● **INPUT DATA**
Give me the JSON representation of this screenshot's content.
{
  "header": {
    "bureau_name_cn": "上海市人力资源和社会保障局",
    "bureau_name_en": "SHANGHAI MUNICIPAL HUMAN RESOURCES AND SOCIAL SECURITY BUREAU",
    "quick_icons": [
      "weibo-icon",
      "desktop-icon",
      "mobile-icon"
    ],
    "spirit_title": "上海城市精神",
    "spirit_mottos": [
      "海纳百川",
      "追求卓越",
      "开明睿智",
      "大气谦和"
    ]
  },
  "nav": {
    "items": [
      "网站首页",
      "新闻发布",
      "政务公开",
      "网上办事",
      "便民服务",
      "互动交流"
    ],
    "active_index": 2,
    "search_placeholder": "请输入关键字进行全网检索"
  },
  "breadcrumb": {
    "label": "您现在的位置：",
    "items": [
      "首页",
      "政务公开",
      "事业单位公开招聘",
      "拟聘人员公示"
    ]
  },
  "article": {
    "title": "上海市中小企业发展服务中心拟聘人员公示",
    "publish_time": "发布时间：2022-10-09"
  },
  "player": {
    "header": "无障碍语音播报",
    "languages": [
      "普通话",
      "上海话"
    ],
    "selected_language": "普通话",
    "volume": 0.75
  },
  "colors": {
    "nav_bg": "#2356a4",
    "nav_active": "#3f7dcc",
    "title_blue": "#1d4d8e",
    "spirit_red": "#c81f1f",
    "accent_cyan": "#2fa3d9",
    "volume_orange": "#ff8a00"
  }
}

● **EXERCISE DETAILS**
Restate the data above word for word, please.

● **TASK RESPONSE**
Give me the JSON representation of this screenshot's content.
{
  "header": {
    "bureau_name_cn": "上海市人力资源和社会保障局",
    "bureau_name_en": "SHANGHAI MUNICIPAL HUMAN RESOURCES AND SOCIAL SECURITY BUREAU",
    "quick_icons": [
      "weibo-icon",
      "desktop-icon",
      "mobile-icon"
    ],
    "spirit_title": "上海城市精神",
    "spirit_mottos": [
      "海纳百川",
      "追求卓越",
      "开明睿智",
      "大气谦和"
    ]
  },
  "nav": {
    "items": [
      "网站首页",
      "新闻发布",
      "政务公开",
      "网上办事",
      "便民服务",
      "互动交流"
    ],
    "active_index": 2,
    "search_placeholder": "请输入关键字进行全网检索"
  },
  "breadcrumb": {
    "label": "您现在的位置：",
    "items": [
      "首页",
      "政务公开",
      "事业单位公开招聘",
      "拟聘人员公示"
    ]
  },
  "article": {
    "title": "上海市中小企业发展服务中心拟聘人员公示",
    "publish_time": "发布时间：2022-10-09"
  },
  "player": {
    "header": "无障碍语音播报",
    "languages": [
      "普通话",
      "上海话"
    ],
    "selected_language": "普通话",
    "volume": 0.75
  },
  "colors": {
    "nav_bg": "#2356a4",
    "nav_active": "#3f7dcc",
    "title_blue": "#1d4d8e",
    "spirit_red": "#c81f1f",
    "accent_cyan": "#2fa3d9",
    "volume_orange": "#ff8a00"
  }
}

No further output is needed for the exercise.